2 sai.JPG
Two antique truncheons. Below is the smaller Indonesian Tekpi and above is the Okinawan Sai.
Type Impact weapon
Place of origin Disputed/Unknown (China, India, Indonesian archipelago/Malay archipelago)

The Tekpi[1] is a three-pronged truncheon from Southeast Asia. Known as tekpi in Malay, it is called cabang (Dutch spelling: tjabang, meaning "branch") in Indonesian,[2] siang té pi (雙短鞭, meaning "double short whip") in Hokkien dialect and trisoon (meaning "trident") in Thai.

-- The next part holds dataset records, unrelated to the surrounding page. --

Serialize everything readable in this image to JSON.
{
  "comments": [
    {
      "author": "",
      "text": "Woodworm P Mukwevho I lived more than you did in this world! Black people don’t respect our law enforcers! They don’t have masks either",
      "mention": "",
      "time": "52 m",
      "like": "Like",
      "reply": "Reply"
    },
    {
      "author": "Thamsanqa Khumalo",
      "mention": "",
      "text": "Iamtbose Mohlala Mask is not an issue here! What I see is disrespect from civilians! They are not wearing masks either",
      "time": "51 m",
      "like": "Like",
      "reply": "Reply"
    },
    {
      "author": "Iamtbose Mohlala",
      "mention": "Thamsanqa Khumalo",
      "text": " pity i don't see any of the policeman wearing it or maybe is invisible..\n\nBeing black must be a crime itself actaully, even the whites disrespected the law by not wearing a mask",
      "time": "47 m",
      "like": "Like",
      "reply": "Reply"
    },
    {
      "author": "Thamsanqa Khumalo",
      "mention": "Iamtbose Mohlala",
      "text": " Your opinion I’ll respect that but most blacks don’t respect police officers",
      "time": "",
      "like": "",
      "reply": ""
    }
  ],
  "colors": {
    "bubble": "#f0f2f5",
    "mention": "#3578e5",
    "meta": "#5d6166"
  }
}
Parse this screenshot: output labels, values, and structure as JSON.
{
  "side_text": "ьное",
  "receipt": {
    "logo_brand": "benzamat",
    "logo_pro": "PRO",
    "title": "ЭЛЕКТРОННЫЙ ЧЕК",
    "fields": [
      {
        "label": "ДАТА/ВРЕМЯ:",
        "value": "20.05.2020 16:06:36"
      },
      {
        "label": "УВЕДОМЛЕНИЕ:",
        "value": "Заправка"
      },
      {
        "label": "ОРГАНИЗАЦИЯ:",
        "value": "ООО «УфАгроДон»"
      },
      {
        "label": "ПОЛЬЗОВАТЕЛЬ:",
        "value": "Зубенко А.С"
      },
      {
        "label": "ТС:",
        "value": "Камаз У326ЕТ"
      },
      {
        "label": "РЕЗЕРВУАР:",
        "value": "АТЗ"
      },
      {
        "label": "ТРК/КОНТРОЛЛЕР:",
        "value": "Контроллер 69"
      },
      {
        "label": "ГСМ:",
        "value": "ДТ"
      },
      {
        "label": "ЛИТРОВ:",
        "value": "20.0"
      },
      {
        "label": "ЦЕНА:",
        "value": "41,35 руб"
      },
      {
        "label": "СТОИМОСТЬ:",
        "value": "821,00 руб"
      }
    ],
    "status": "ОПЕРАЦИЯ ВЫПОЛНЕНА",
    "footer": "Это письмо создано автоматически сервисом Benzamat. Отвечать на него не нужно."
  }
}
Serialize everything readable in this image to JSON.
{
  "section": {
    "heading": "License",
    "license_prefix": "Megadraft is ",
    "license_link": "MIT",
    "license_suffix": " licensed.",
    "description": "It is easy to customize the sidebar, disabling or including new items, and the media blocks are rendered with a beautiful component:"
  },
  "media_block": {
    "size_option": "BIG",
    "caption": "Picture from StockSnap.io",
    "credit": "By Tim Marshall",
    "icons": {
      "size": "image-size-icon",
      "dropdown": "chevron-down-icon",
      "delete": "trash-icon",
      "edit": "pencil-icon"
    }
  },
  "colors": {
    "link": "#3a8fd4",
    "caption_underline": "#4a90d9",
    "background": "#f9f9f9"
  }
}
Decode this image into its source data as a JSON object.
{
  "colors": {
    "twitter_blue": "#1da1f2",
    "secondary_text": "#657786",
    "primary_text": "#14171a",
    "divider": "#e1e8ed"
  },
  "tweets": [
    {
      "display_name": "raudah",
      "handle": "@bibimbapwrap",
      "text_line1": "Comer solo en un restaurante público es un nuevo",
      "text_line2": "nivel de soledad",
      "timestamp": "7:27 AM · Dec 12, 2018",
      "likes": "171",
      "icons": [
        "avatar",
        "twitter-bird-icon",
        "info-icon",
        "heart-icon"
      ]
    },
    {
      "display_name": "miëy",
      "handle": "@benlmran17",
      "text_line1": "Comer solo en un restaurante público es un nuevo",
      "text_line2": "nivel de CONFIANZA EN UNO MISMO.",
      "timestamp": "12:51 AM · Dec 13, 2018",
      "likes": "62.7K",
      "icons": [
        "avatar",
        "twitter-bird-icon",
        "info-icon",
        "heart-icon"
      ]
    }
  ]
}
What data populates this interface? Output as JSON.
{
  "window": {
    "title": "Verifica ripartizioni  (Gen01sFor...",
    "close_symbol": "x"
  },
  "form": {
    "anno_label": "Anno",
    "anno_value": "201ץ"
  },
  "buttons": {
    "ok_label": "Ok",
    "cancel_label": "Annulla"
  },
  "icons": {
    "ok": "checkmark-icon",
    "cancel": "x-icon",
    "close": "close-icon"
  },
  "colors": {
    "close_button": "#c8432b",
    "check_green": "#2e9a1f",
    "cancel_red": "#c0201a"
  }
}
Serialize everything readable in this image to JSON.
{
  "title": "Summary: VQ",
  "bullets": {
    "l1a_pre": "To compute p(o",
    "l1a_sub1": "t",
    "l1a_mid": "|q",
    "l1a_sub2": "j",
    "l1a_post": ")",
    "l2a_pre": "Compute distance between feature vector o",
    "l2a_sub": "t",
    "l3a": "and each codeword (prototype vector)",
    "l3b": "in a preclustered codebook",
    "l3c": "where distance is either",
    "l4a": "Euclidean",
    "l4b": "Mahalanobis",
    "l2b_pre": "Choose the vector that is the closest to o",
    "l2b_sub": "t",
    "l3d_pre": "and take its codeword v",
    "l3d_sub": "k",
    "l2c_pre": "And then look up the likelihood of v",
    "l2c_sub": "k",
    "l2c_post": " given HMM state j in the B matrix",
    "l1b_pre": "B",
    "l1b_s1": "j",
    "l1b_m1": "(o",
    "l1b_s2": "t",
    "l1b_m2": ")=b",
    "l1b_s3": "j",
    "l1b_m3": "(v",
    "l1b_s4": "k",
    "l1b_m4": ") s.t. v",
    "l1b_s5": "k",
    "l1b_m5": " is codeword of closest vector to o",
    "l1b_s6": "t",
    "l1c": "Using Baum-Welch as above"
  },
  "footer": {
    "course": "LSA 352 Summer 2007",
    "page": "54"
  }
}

The tekpi is believed to have been derived from the Indian trishula. More than a weapon, it was also important as a Hindu-Buddhist symbol. Use of the tekpi probably spread with the influence of Indian religion and eventually reached Malaysia, Indonesia, Okinawa, China, Thailand, and other parts of Indochina. It is unknown whether the tekpi was brought to the Malay Archipelago directly from India or from several places simultaneously. The earliest evidence of the tekpi outside India suggests that it spread from Indonesia.[3] Other sources propose that the tekpi was brought to Southeast Asia from China,[4] but it seems unlikely for the Chinese to introduce an Indian weapon to a region already heavily influenced by the culture of India.


A Tekpi / Tjabang
A side view of the Tekpi/Tjabang's pommel
A front view of the Tekpi/Tjabang's pommel

The tekpi is made of iron or steel, the basic form of the weapon is that of a pointed, dagger-shaped metal truncheon, with two curved prongs projecting from the handle. The prongs extend from the hilt and are useful for grabbing away an opponent's weapon.


Tekpi are generally wielded in pairs, favouring short, quick stabbing movements similar to a knife or a kris. Defensively, the tekpi is effective for guarding against bladed weapons. The outer prongs are meant for catching the opponent's weapon, allowing for a disarm or deflection of the attack. When rotated so that the blade is pointing towards the user's elbow, the hilt could be used in a thrusting blow while the blade blocks attacks to the forearm. When not in use, the tekpi are hung at the waist.


See also[edit]